Dominio de Punctum stood out during this event for their organic and biodynamic wines. Dehesa de Los Llanos (famous for its award winning artisan Manchego cheese) showcased some of its back vintages; giving trade professionals an idea of how well made wines mature given time.

Dehesa de Los Llanos

More pictures of event can be viewed at: Photo Album for Castilla-La Mancha event.

Here's a list of participants of this event:
Bodegas Verum
Finca El Refugio
Bodegas Vidal del Saz
Dehesa de Los Llanos
Bodegas San Dionisio
Aceites Olimpo
Bodegas Isidro Milagro
Bodegas El Progreso
Capilla del Fraile
Candy Spain
Bodegas Santa Cruz
Dominio de Punctum
Bodegas Montalvo Wilmot

For more information on the participants, you can contact IPEX Castilla-La Mancha (Spain) at clmgourmet@perspectiva.asia

Monday, July 6, 2015

Wine Australia Masterclass Presentation and Wine Tasting Session

Wine Australia was in town recently to talk to local importers of Australian wines. In conjunction with this event, it took the opportunity to organize a masterclass presentation on the history and evolution of Australian wines and a tasting session for local wine trade merchants and professionals.

Mr Aaron Brasher (Regional Director for Asia Pacific, Wine Australia) and Mr Hiro Tajima (Regional Manager Asia, Wine Australia) were at hand during the masterclass and tasting session to share with local wine folks their views on Australian wines.

The tasting segment had wines under 2 categories; one the ‘History’ line up and the other the 'Evolution' line up. The History line up showcased several interesting wines which local wine enthusiasts will be familiar with in their wine journey; namely Tyrrell’s Vat 1 Semillon 2008, Leewin Estate Art Series Chardonnay 2012, Yarra Yering Dry red No 1 2008, d’Arenberg Dead Arm Shiraz 2010, Wynns Michael Shiraz 2009 and Grant Burge Meshach Shiraz 2008.
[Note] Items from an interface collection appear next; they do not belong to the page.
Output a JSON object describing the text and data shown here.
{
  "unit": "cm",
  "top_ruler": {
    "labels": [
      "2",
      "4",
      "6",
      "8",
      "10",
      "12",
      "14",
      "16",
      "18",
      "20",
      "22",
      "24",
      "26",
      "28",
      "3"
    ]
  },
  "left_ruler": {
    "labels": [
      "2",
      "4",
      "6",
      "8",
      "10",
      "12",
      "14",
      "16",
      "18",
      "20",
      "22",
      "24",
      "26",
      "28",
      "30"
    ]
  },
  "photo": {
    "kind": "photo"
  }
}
These are some of the 'notable' names one grows up with hearing and tasting as one explores Australian wines. When I was starting my wine journey and asking for wine recommendations, these labels were oft mentioned by wine enthusiasts back then as wines one should try when the opportunity arises. These are wines known for quality, consistency and 'familiar in consumers' mind.

The Evolution line up was interesting for the new opportunites it offers. It conveys a sense of hope that not only cabernet sauvignon, merlot, shiraz, chardonnay and semillon varietals are recognized and recommended. There's room for other varietals and newer wine regions as well.
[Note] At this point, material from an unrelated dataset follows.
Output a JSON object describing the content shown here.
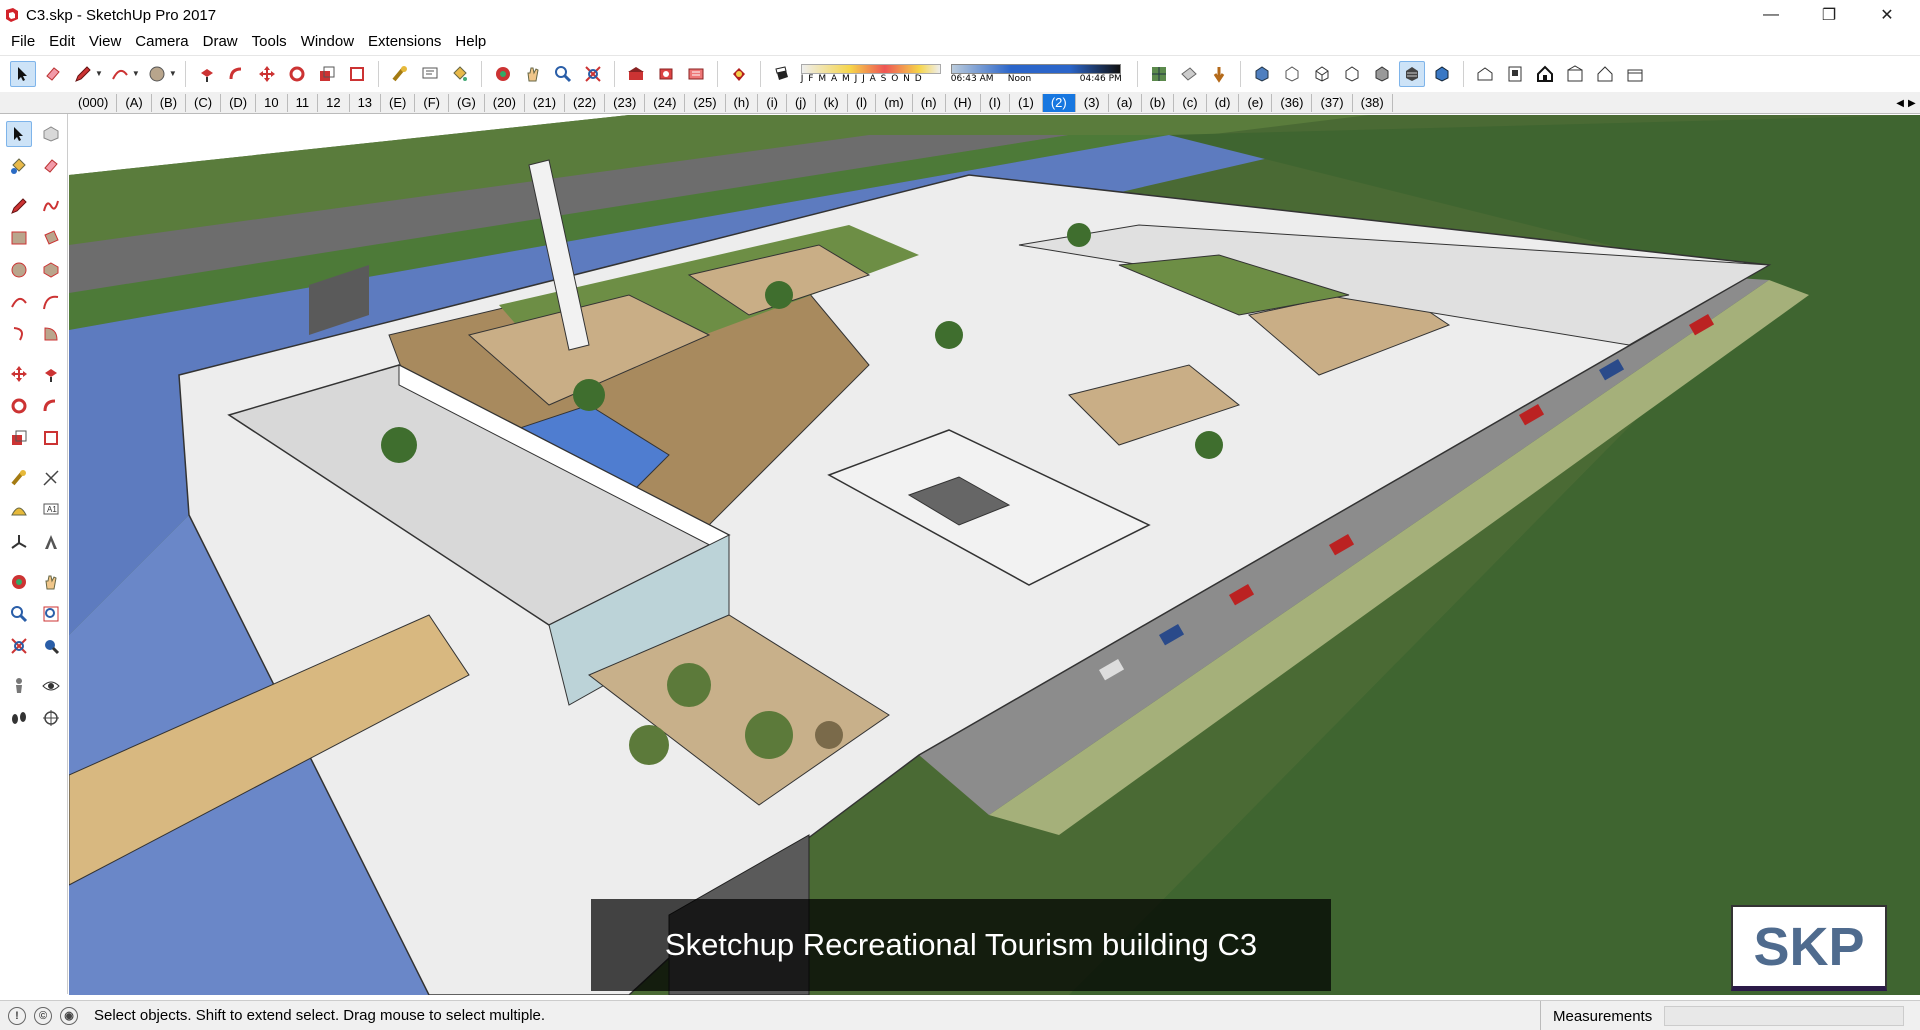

Dal Zotto Prosecco NV, Scott Wines Fiano 2013 and La Prova Sangiovese 2013 highlights wines with Italian pedigree. Gemtree Luna Roja Tempranillo 2014 and Tar and Roses Tempranillo 2013 recognizes Spanish lineage.
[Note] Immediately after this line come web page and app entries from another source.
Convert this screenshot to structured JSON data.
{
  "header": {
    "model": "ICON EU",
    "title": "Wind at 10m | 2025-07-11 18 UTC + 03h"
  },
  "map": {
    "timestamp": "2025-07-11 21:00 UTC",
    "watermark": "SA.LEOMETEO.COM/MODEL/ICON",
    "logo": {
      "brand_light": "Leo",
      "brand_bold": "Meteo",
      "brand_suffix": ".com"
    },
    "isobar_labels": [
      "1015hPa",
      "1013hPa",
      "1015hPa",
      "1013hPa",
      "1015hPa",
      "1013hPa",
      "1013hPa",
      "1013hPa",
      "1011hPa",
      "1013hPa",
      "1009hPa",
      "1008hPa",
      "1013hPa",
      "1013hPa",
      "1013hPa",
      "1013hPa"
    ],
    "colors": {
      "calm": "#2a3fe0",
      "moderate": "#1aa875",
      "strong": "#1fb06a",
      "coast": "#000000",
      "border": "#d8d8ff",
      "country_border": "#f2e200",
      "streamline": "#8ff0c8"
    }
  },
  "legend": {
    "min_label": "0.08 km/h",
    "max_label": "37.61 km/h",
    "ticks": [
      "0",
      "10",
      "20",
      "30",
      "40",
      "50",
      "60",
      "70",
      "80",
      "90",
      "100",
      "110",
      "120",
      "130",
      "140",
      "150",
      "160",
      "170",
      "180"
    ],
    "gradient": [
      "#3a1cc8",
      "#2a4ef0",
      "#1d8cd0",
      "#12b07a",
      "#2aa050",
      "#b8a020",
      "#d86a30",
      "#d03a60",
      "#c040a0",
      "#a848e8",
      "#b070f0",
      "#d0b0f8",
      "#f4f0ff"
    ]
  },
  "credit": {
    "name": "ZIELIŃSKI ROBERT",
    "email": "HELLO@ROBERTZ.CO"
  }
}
Arras Grand Brut Reserve 2005, Tolpuddle Chardonnay 2013, Tolpuddle Pinot Noir 2013, Ministry of Clouds Chardonnay 2013 and Ministry of Clouds Grenache 2013 acknowledge the growing importance and recognition of Tasmania as a cool climate wine producing region.

For local wine enthusiasts, there's hope for new experiences yet within the Australian wine scene.

For more pictures of this event, go to the following link: Pictures of Wine Australia Masterclass and Tasting

Thursday, July 2, 2015

A Provence Wine Dinner

Organized by Sopexa, it was a wine dinner which showcased local cuisine paired with rose wines from Provence (at New Ubin Seafood Restaurant).

Mr Francois Milo, Director of Provence Wine Council and Edwin Soon (author of Wines of France) were at hand to share with us about rose wines and its versatility with local cuisine.

While these two experienced food and wine enthusiasts shared with us their past experiences and opinions on this subject, we the guests had the opportunity to pursue some experiential learning ourselves by trying a variety of local seafood dishes (and steak too, not to forget that one) with a variety of rose wines.

The 5 rose wines we tasted during dinner were:

2014 Rimauresq 'R' Cru Classé Rose, Côtes de Provence AOP
(Grenache, Cinsault, Syrah, Rolle and Cab Sauvignon varietals).

2013 Le Pas Du Moine Rose, Château Gassier, Côtes de Provence Sainte-Victoire AOP
(Ugni Blanc, Grenache, Syrah, Rolle and Cinsault varietals).

2013 Chateau d'Esclans Cotes de Provence Whispering Angel Rose, Provence
(Grenache and Rolle varietals).

2014 Domaine De La Croix Cru Classe, Cotes de Provence AOC
(Grenache, Cinsault, Tibouren, Mourvedre, Cab Sauvignon and Syrah varietals).

2014 Chateau Paradis Coteaux dÁix en Provence
(Grenache, Syrah & Sauvignon Blanc varietals).

By and large one can identify 2 noticeable styles among these rose wines. A few showed themselves with a light and gentle body, refreshing acidity, lovely minerality with subtle citrus and red fruit notes. Dry, pale coloured, refreshing rose wines true to nature to delight one’s palate on a hot evening and certainly soothe one’s soul with a lightness of being about them. You can sip a glass, then another for good measure and you get to feel relaxed, happy and wanting some more; a great aperitif, a happy sip I dare say.

Then there were the ones exhibiting a study body and structure, good body weight and with a degree of seriousness about them. Rose wines exhibiting a stronger flavour intensity, with a sense of depth and complexity about them. The latter were rose wines which make one pause and take heed of their character and personality.

The lighter styled wines were a delight to have on their own, though when paired with food of strong flavour intensity or body weight, these wines played a more passive/background role in the pairing. The 'sturdier' rose wines (though a tad serious to have on their own) complemented and stood well when paired with local dishes. What’s important to note is the fact that neither style of rose wines actually clashed with the food for the evening or made for a bad combination.

The lower tannin level exhibited in an average rose wine (as opposed to a still, red wine like Shiraz, Malbec or Cab Sauvignon) makes for the rose’s advantage when chosen as pairing companion for local cuisine. Tannic, red wines can present a challenge when paired with oily, salty or spicy food dishes (and some local dishes can easily go the way of such flavour characteristics). And one sips rose wines chilled; a pleasant and ideal temperature to negotiate local dishes on a hot evening I dare say.

Compared to a few years ago, there appears presently a growing awareness and acceptance among wine enthusiasts with regards to rose wines. One reason could be that more wine enthusiasts are taking up wine courses and therefore are willing to be open minded about consuming different types of wine. Another reason could be that holiday makers are including wine regions within their itinerary when travelling abroad these days and come back willing to try new sips. The hot weather in recent weeks, with the assurance of more such days in the near future, puts up a convincing argument for rose wines as well. Whatever the particular reason, prospects for rose wine consumption seem better these days than before.

More pictures of this dinner can be viewed via this link: Provence Wine Dinner